Emma Fenton, 15, was heading from her home in Vernon, B.C. to visit her dad and stepmom in Fort St. John for spring break but a confusing travel itinerary and delays left her stranded alone in Calgary.
Because of a flight delay on March 24 — her Air Canada flight out of Kelowna — the agents got Emma to fly on through to Calgary and re-booked her on a Westjet flight to Fort St. John. But no actual ticket was issued, only a piece of paper which, when she got to Calgary, wasn’t enough to get her on the plane.
She was directed to go out past security and see a ticketing agent to sort it out.
But it was in the middle of the night — 1:30 a.m. — and the ticket booths at both airlines were deserted and she was stuck.
“I didn’t sleep. I was trying to find a place to sit and try to sleep,” Emma said.
“They don’t turn off the lights and there’s other people around. I was frustrated.”
Her stepmom, Christy Jordan-Fenton, was waiting in Fort St. John and her mom, Adrienne Harper, was helpless in Vernon. Both were calling the airlines and said they weren’t getting any answers.
“That feeling when you feel vulnerable and nobody wants to help you,” Jordan-Fenton said.
“She hadn’t slept in 24 hours she has anxiety and she was in Calgary, out of province, and we couldn’t even drive through the night and go pick her up. We were way too far away.”
“What bothered me is there was nobody with authority to make sure nothing untoward happened to her,” Harper said. “That’s all I was looking for: a human connection. Yes, she’s a minor and she’s flying unaccompanied, but there’s a certain amount of social responsibility and compassion recognizing this is a 15-year-old.”

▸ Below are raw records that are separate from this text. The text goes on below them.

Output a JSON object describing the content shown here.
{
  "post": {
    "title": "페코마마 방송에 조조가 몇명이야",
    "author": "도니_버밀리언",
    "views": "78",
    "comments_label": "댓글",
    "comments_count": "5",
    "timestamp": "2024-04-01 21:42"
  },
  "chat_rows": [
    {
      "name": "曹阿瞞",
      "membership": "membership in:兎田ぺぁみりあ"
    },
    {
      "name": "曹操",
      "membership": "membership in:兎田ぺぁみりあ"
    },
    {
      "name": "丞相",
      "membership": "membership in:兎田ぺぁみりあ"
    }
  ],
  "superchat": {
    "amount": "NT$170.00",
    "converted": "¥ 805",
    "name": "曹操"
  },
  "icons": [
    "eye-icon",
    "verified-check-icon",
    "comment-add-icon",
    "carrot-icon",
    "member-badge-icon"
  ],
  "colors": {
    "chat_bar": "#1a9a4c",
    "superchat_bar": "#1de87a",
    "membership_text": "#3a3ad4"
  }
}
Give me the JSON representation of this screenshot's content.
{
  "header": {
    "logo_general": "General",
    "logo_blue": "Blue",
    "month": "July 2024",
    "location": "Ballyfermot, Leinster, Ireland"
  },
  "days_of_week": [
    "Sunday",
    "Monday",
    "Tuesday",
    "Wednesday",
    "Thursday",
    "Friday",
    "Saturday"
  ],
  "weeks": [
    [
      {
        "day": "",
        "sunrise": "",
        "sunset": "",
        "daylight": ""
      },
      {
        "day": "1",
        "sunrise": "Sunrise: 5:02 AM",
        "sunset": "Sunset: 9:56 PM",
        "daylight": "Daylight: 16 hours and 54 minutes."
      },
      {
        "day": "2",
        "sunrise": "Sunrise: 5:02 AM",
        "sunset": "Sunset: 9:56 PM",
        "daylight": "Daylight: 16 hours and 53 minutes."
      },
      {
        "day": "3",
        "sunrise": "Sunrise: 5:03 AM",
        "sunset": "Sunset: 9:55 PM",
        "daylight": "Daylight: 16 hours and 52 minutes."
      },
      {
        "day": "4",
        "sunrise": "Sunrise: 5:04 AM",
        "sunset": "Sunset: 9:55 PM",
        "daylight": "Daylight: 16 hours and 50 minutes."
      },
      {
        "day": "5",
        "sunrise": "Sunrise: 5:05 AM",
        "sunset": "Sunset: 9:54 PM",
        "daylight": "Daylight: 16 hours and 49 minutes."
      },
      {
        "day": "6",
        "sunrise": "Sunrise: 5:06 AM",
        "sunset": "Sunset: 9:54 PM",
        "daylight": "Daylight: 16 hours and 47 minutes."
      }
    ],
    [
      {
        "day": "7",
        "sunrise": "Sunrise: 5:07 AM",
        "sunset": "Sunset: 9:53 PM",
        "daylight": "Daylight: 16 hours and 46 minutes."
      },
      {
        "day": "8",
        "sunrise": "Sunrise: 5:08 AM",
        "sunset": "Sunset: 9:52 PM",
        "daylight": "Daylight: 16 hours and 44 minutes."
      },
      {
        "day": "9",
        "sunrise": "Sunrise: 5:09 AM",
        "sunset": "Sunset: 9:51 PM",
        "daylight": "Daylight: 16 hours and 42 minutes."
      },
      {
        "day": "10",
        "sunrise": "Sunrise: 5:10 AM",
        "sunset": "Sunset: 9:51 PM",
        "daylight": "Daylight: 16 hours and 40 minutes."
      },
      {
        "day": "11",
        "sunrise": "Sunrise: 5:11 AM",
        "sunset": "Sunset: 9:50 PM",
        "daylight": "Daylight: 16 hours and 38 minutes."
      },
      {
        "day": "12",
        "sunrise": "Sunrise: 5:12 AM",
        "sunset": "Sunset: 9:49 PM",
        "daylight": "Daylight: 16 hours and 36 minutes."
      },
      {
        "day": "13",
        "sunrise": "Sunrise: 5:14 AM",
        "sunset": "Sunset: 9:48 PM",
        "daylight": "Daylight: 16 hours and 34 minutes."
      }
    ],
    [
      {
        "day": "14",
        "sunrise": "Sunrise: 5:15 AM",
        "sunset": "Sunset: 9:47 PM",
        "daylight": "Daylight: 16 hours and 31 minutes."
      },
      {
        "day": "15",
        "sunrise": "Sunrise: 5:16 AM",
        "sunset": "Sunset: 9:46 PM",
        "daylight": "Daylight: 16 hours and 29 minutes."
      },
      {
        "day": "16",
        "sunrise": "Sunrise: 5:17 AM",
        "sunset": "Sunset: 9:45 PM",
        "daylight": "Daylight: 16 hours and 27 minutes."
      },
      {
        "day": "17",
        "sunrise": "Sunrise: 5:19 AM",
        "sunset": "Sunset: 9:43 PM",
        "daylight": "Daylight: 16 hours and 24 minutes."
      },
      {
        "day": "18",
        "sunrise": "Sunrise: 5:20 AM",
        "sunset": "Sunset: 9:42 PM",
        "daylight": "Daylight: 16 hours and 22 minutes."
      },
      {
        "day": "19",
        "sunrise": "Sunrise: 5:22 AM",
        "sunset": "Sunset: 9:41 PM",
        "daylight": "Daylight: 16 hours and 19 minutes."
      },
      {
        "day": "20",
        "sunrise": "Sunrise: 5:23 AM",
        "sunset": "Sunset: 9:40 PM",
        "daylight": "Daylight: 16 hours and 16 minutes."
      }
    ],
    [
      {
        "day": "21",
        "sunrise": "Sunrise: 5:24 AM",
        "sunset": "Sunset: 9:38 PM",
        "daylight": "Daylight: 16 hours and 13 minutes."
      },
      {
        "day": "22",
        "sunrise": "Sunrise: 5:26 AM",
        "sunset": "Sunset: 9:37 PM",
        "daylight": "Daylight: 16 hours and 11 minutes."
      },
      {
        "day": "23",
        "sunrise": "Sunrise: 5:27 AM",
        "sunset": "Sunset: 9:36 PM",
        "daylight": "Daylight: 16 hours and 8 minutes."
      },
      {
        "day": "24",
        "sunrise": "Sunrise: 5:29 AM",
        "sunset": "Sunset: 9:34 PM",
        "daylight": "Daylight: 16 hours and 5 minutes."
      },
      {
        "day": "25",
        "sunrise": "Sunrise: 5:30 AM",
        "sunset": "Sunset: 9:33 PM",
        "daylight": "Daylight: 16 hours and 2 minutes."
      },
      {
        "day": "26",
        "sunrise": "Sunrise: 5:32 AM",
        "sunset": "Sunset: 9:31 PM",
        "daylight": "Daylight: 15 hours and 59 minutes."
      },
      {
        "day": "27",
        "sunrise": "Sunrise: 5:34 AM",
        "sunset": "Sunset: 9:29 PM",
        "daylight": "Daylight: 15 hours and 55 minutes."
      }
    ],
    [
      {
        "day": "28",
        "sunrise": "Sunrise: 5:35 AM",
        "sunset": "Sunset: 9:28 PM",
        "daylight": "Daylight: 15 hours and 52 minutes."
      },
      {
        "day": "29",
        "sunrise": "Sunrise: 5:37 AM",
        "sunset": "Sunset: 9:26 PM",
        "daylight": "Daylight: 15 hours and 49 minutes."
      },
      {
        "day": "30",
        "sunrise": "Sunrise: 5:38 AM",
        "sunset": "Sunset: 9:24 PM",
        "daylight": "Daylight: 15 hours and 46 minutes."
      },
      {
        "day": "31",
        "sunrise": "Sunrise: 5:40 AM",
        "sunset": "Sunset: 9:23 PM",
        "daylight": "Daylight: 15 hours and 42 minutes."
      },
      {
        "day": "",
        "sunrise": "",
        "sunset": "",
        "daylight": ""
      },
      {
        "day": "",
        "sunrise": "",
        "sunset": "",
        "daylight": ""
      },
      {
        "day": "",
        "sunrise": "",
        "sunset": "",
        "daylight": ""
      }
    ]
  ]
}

Calgary Airport Authority officials said they’re looking into this situation but say there’s no indication Emma approached anyone looking for help and that assistance is available 24-hours a day and seven days a week.
Air Canada responded to Global News in a statement.
“There were actually four customers, including the young woman, who were destined to Fort St. John, and all were re-routed with Westjet via Calgary,” Peter Fitzpatrick, with Air Canada, said.
“The other three customers boarded the flight in Calgary without issue and we do not have information as to why this passenger, regrettably, did not.”
After a robust investigation, Westjet called it “an unfortunate series of events.”
“We will most certainly use this situation as learning for our teams, as in no case, regardless of the carrier responsible, would we be comfortable with a 15-year-old being left alone overnight in an airport.
“We sincerely apologize for not going above and beyond and letting her and her family down,” said Morgan Bell, Westjet media and public relations advisor.
Emma’s stepmom said their policies should be reviewed.
“Even if Emma wasn’t an unaccompanied minor, it’s still pretty abhorrent behavior towards anybody flying,” Jordan-Fenton said.
Once the ticket agents arrived for their morning shift, they got Emma on a flight to Grande Prairie. Her stepmom drove two-and-a-half hours to pick her up. They had to make a quick pit stop at the Fort St. John airport because her luggage did make it on the flight.